The growth of foreign ballistic missile arsenals has received considerable attention in recent years. Less noticed has been the spread of increasingly capable cruise missiles. The 2003 Iraq War showed that while the United States has made strides in protecting its forces against ballistic missiles, it has placed far less effort on addressing the threat posed by cruise missiles. While US and Kuwaiti Patriot theater ballistic missile defense (TBMD) batteries intercepted and destroyed all nine Iraqi ballistic missiles launched at military targets, they failed to detect or intercept any of the five HY-2/CSSC-3 Seersucker cruise missiles launched against Kuwait. One came close to hitting Camp Commando, the US Marine Corps headquarters in Kuwait, on the first day of the war. Another landed just outside a shopping mall in Kuwait City. The missiles also contributed to fratricide, causing the loss of two coalition aircraft and the death of three crewmembers.

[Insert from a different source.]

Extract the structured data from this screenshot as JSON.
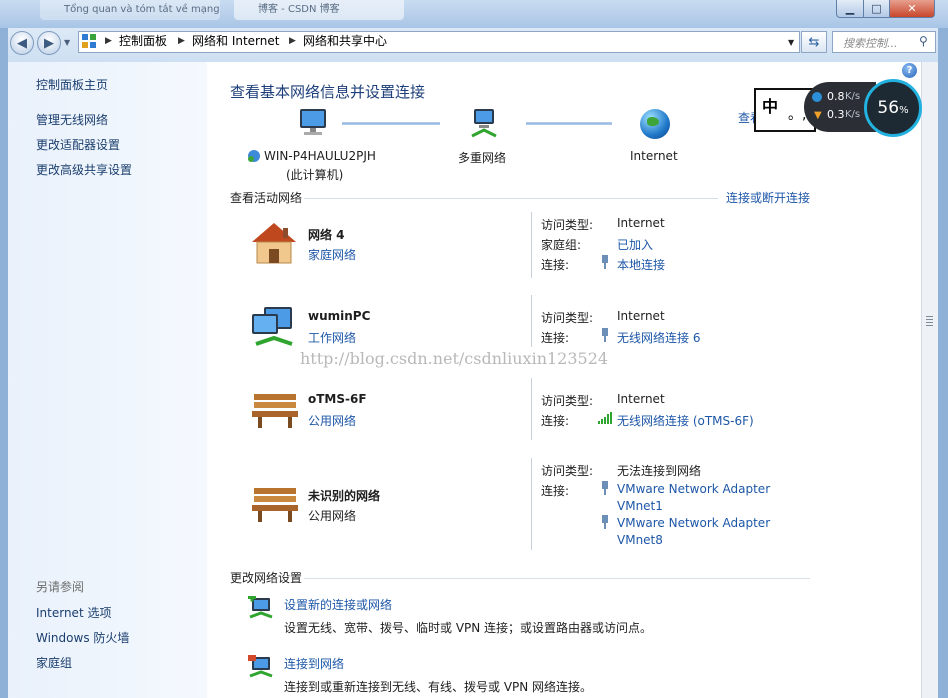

The growth of foreign cruise missile capabilities should be of concern to the United States. The cruise missile threat is a component of three of the six operational challenges that the 2001 Quadrennial Defense Review identified as driving the transformation of US forces.